Working data:

------------------------------------------------------------

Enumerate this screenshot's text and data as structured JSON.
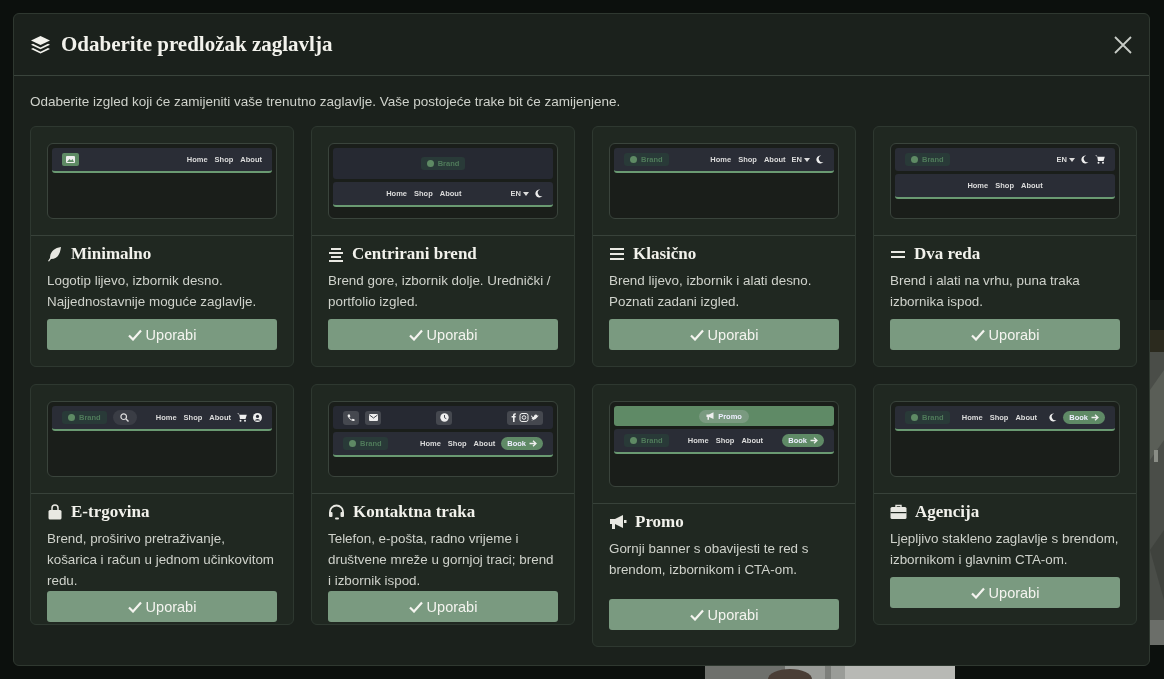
{
  "dialog": {
    "title": "Odaberite predložak zaglavlja",
    "description": "Odaberite izgled koji će zamijeniti vaše trenutno zaglavlje. Vaše postojeće trake bit će zamijenjene.",
    "templates": [
      {
        "title": "Minimalno",
        "description": "Logotip lijevo, izbornik desno. Najjednostavnije moguće zaglavlje.",
        "button": "Uporabi",
        "preview": [
          {
            "kind": "bar",
            "items": [
              {
                "kind": "logo"
              },
              {
                "kind": "spacer"
              },
              {
                "kind": "nav",
                "links": [
                  "Home",
                  "Shop",
                  "About"
                ]
              }
            ]
          }
        ]
      },
      {
        "title": "Centrirani brend",
        "description": "Brend gore, izbornik dolje. Urednički / portfolio izgled.",
        "button": "Uporabi",
        "preview": [
          {
            "kind": "top",
            "items": [
              {
                "kind": "spacer"
              },
              {
                "kind": "brand",
                "label": "Brand"
              },
              {
                "kind": "spacer"
              }
            ]
          },
          {
            "kind": "bar",
            "items": [
              {
                "kind": "spacer"
              },
              {
                "kind": "nav",
                "links": [
                  "Home",
                  "Shop",
                  "About"
                ]
              },
              {
                "kind": "spacer"
              },
              {
                "kind": "lang",
                "label": "EN"
              },
              {
                "kind": "moon"
              }
            ]
          }
        ]
      },
      {
        "title": "Klasično",
        "description": "Brend lijevo, izbornik i alati desno. Poznati zadani izgled.",
        "button": "Uporabi",
        "preview": [
          {
            "kind": "bar",
            "items": [
              {
                "kind": "brand",
                "label": "Brand"
              },
              {
                "kind": "spacer"
              },
              {
                "kind": "nav",
                "links": [
                  "Home",
                  "Shop",
                  "About"
                ]
              },
              {
                "kind": "lang",
                "label": "EN"
              },
              {
                "kind": "moon"
              }
            ]
          }
        ]
      },
      {
        "title": "Dva reda",
        "description": "Brend i alati na vrhu, puna traka izbornika ispod.",
        "button": "Uporabi",
        "preview": [
          {
            "kind": "plain",
            "items": [
              {
                "kind": "brand",
                "label": "Brand"
              },
              {
                "kind": "spacer"
              },
              {
                "kind": "lang",
                "label": "EN"
              },
              {
                "kind": "moon"
              },
              {
                "kind": "cart"
              }
            ]
          },
          {
            "kind": "bar",
            "items": [
              {
                "kind": "spacer"
              },
              {
                "kind": "nav",
                "links": [
                  "Home",
                  "Shop",
                  "About"
                ]
              },
              {
                "kind": "spacer"
              }
            ]
          }
        ]
      },
      {
        "title": "E-trgovina",
        "description": "Brend, proširivo pretraživanje, košarica i račun u jednom učinkovitom redu.",
        "button": "Uporabi",
        "preview": [
          {
            "kind": "bar",
            "items": [
              {
                "kind": "brand",
                "label": "Brand"
              },
              {
                "kind": "search"
              },
              {
                "kind": "spacer"
              },
              {
                "kind": "nav",
                "links": [
                  "Home",
                  "Shop",
                  "About"
                ]
              },
              {
                "kind": "cart"
              },
              {
                "kind": "user"
              }
            ]
          }
        ]
      },
      {
        "title": "Kontaktna traka",
        "description": "Telefon, e-pošta, radno vrijeme i društvene mreže u gornjoj traci; brend i izbornik ispod.",
        "button": "Uporabi",
        "preview": [
          {
            "kind": "top",
            "items": [
              {
                "kind": "phone"
              },
              {
                "kind": "mail"
              },
              {
                "kind": "spacer"
              },
              {
                "kind": "clock"
              },
              {
                "kind": "spacer"
              },
              {
                "kind": "social"
              }
            ]
          },
          {
            "kind": "bar",
            "items": [
              {
                "kind": "brand",
                "label": "Brand"
              },
              {
                "kind": "spacer"
              },
              {
                "kind": "nav",
                "links": [
                  "Home",
                  "Shop",
                  "About"
                ]
              },
              {
                "kind": "book",
                "label": "Book"
              }
            ]
          }
        ]
      },
      {
        "title": "Promo",
        "description": "Gornji banner s obavijesti te red s brendom, izbornikom i CTA-om.",
        "button": "Uporabi",
        "preview": [
          {
            "kind": "banner",
            "items": [
              {
                "kind": "spacer"
              },
              {
                "kind": "promo",
                "label": "Promo"
              },
              {
                "kind": "spacer"
              }
            ]
          },
          {
            "kind": "bar",
            "items": [
              {
                "kind": "brand",
                "label": "Brand"
              },
              {
                "kind": "spacer"
              },
              {
                "kind": "nav",
                "links": [
                  "Home",
                  "Shop",
                  "About"
                ]
              },
              {
                "kind": "spacer"
              },
              {
                "kind": "book",
                "label": "Book"
              }
            ]
          }
        ]
      },
      {
        "title": "Agencija",
        "description": "Ljepljivo stakleno zaglavlje s brendom, izbornikom i glavnim CTA-om.",
        "button": "Uporabi",
        "preview": [
          {
            "kind": "bar",
            "items": [
              {
                "kind": "brand",
                "label": "Brand"
              },
              {
                "kind": "spacer"
              },
              {
                "kind": "nav",
                "links": [
                  "Home",
                  "Shop",
                  "About"
                ]
              },
              {
                "kind": "spacer"
              },
              {
                "kind": "moon"
              },
              {
                "kind": "book",
                "label": "Book"
              }
            ]
          }
        ]
      }
    ]
  }
}
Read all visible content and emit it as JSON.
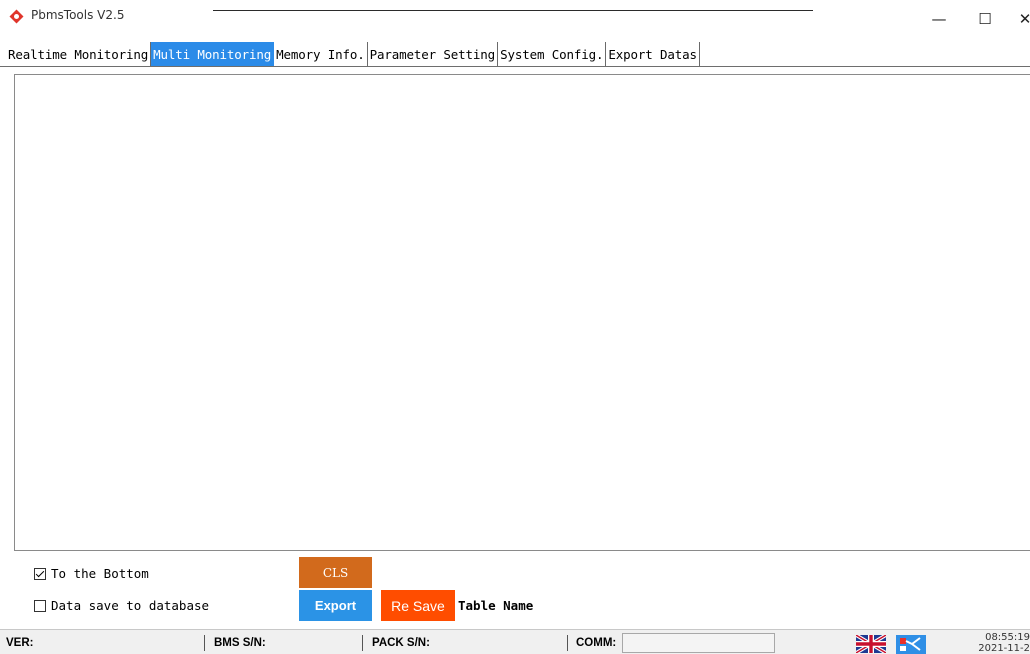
{
  "window": {
    "title": "PbmsTools V2.5",
    "minimize_glyph": "—",
    "maximize_glyph": "☐",
    "close_glyph": "✕"
  },
  "tabs": [
    {
      "label": "Realtime Monitoring",
      "active": false
    },
    {
      "label": "Multi Monitoring",
      "active": true
    },
    {
      "label": "Memory Info.",
      "active": false
    },
    {
      "label": "Parameter Setting",
      "active": false
    },
    {
      "label": "System Config.",
      "active": false
    },
    {
      "label": "Export Datas",
      "active": false
    }
  ],
  "controls": {
    "to_bottom_label": "To the Bottom",
    "to_bottom_checked": true,
    "save_db_label": "Data save to database",
    "save_db_checked": false,
    "cls_label": "CLS",
    "export_label": "Export",
    "resave_label": "Re Save",
    "table_name_label": "Table Name"
  },
  "statusbar": {
    "ver_label": "VER:",
    "bms_sn_label": "BMS S/N:",
    "pack_sn_label": "PACK S/N:",
    "comm_label": "COMM:",
    "time": "08:55:19",
    "date": "2021-11-2"
  },
  "colors": {
    "active_tab": "#2b8be8",
    "cls_button": "#d26a1c",
    "export_button": "#2b93e6",
    "resave_button": "#ff4d00"
  },
  "icons": {
    "app": "pbms-logo-icon",
    "language": "uk-flag-icon",
    "connection": "disconnected-plug-icon"
  }
}
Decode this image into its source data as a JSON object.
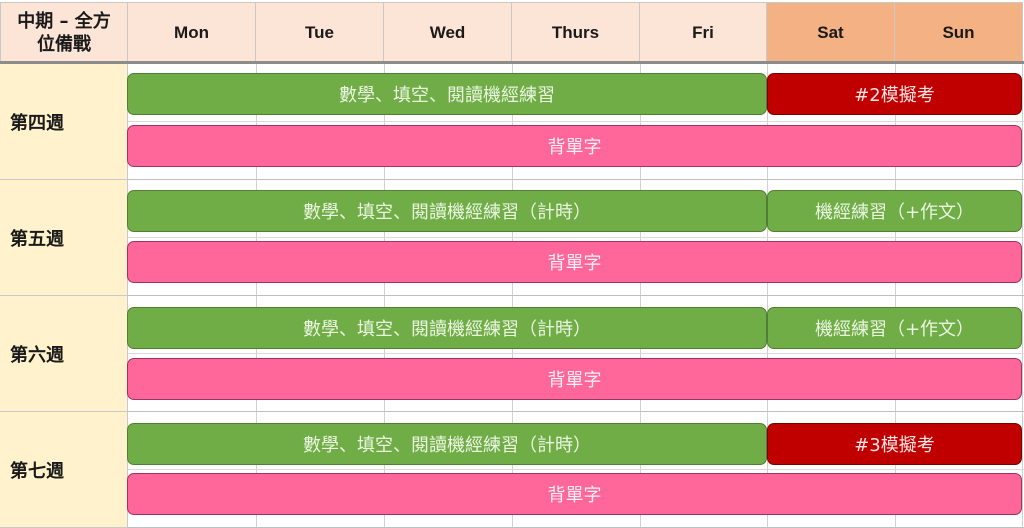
{
  "header": {
    "corner_line1": "中期 – 全方",
    "corner_line2": "位備戰",
    "days": [
      "Mon",
      "Tue",
      "Wed",
      "Thurs",
      "Fri",
      "Sat",
      "Sun"
    ]
  },
  "colors": {
    "weekday_header": "#fce4d6",
    "weekend_header": "#f4b183",
    "week_label_bg": "#fff2cc",
    "practice_bar": "#70ad47",
    "mock_exam_bar": "#c00000",
    "vocab_bar": "#ff6699"
  },
  "weeks": [
    {
      "label": "第四週",
      "weekday_task": "數學、填空、閱讀機經練習",
      "weekend_task": "#2模擬考",
      "weekend_type": "red",
      "daily_task": "背單字"
    },
    {
      "label": "第五週",
      "weekday_task": "數學、填空、閱讀機經練習（計時）",
      "weekend_task": "機經練習（+作文）",
      "weekend_type": "green",
      "daily_task": "背單字"
    },
    {
      "label": "第六週",
      "weekday_task": "數學、填空、閱讀機經練習（計時）",
      "weekend_task": "機經練習（+作文）",
      "weekend_type": "green",
      "daily_task": "背單字"
    },
    {
      "label": "第七週",
      "weekday_task": "數學、填空、閱讀機經練習（計時）",
      "weekend_task": "#3模擬考",
      "weekend_type": "red",
      "daily_task": "背單字"
    }
  ]
}
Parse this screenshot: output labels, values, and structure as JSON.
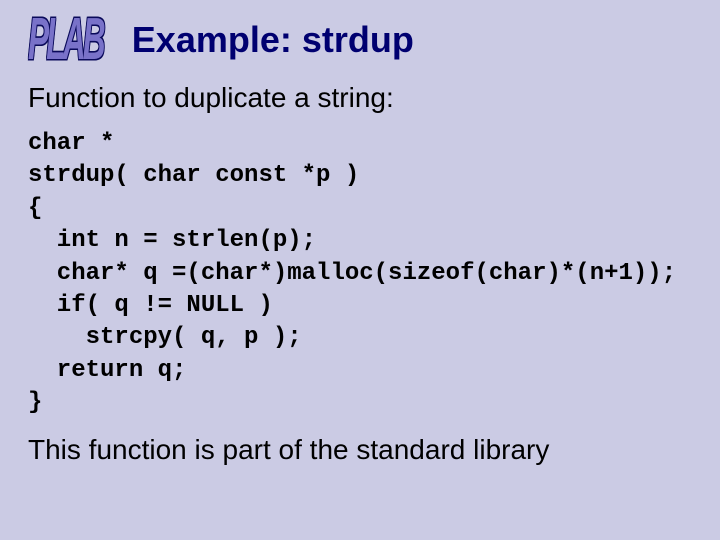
{
  "logo_text": "PLAB",
  "title": "Example: strdup",
  "subtitle": "Function to duplicate a string:",
  "code": "char *\nstrdup( char const *p )\n{\n  int n = strlen(p);\n  char* q =(char*)malloc(sizeof(char)*(n+1));\n  if( q != NULL )\n    strcpy( q, p );\n  return q;\n}",
  "footnote": "This function is part of the standard library"
}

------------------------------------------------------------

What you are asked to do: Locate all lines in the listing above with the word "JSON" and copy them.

Exercise response:
Enumerate this screenshot's text and data as structured JSON.
Read all visible content and emit it as JSON.
Decode this image into its source data as a JSON object.
Parse this screenshot: output labels, values, and structure as JSON.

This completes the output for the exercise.